Other exaggerated modifiers could be, "on your wrist," "the size of a pinhead," or "in the cloud." Given the inexorable trend of technological growth, this seemingly amateur parlor trick generates business ideas that reliably anticipate future trends. What one component gets, every component eventually gets. If something is "on your wrist" or "in the cloud" today, why couldn't everything else be that way tomorrow?
According to twin-separation studies, people have an average set point of happiness that they naturally return to, like an equilibrium. While this implies a genetic factor to happiness, it doesn't necessarily mean we don't have freedom to change our happiness. First, the set point only determines about 50% of happiness levels. Second, genetic factors can be either direct or indirect.
Direct genetic factors affect happiness through biological means, perhaps through a certain balance of neurotransmitters. Changes in neurotransmitters can lead to changes in temperament, which determine how anxious or calm someone is likely to be.
Indirect genetic factors affect happiness through behavior. For example, there is a gene for risk-taking, which in certain contexts, such as being a male entrepreneur in Silicon Valley, could lead to a consecutive string of positive professional outcomes, which would then trickle down to positive circumstances, such as having a stable income and home, which could contribute to happiness.
Conversely, someone could be genetically pre-disposed to make emotional judgments about people, and therefore consistently wind up in abusive relationships. They could have all the genetic ingredients necessary for a stable temperament, but those ingredients wouldn't be enough to overcome persistently troubling circumstances.
This is either a hopeful or hopeless conclusion. It's hopeful in the sense that while there are genetic causes to our happiness set point, many of those genetic causes are through behavioral tendencies, which we can correct by making better choices. But it's hopeless in the sense that happiness can also be conceived of a habit, and habits are difficult to change, potentially harder to change than temperaments, which anti-depressants are becoming increasingly specific at correcting.

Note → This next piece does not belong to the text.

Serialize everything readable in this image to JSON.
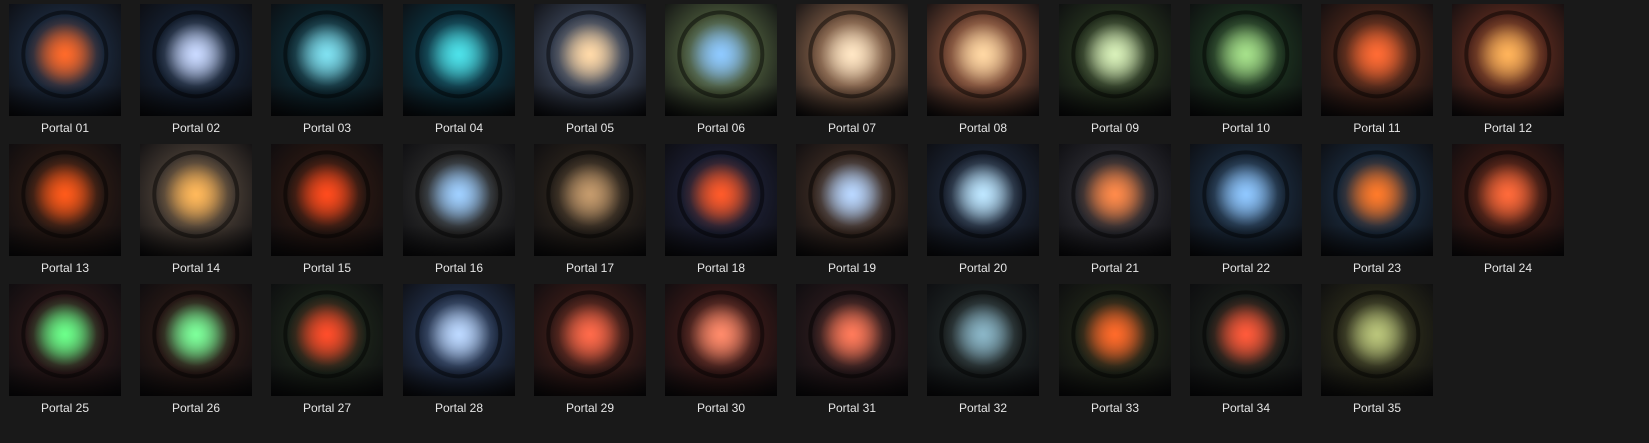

Liberals mock stereotypical conservatives with their gas-guzzling SUVs and gaudy McMansions, without realizing that their brand of consumption is not much better. Wealthy liberals buy hybrid or green cars, but replace them every couple years, leap-frogging each other over who can have the right, trendy car. Their cars are adorned with bike racks, roof racks, and filled with high-end yoga mats and artisanal bottles of tea. They buy products with value-added labels such as GMO-free or Local, but find them in stores that have an order of magnitude greater variety—and therefore higher operating expenses—than traditional grocery chains. Stereotypical liberals distinguish themselves by replacing conspicuous consumption with conscious consumption, meanwhile consumerism remains a constant vice all along the political spectrum.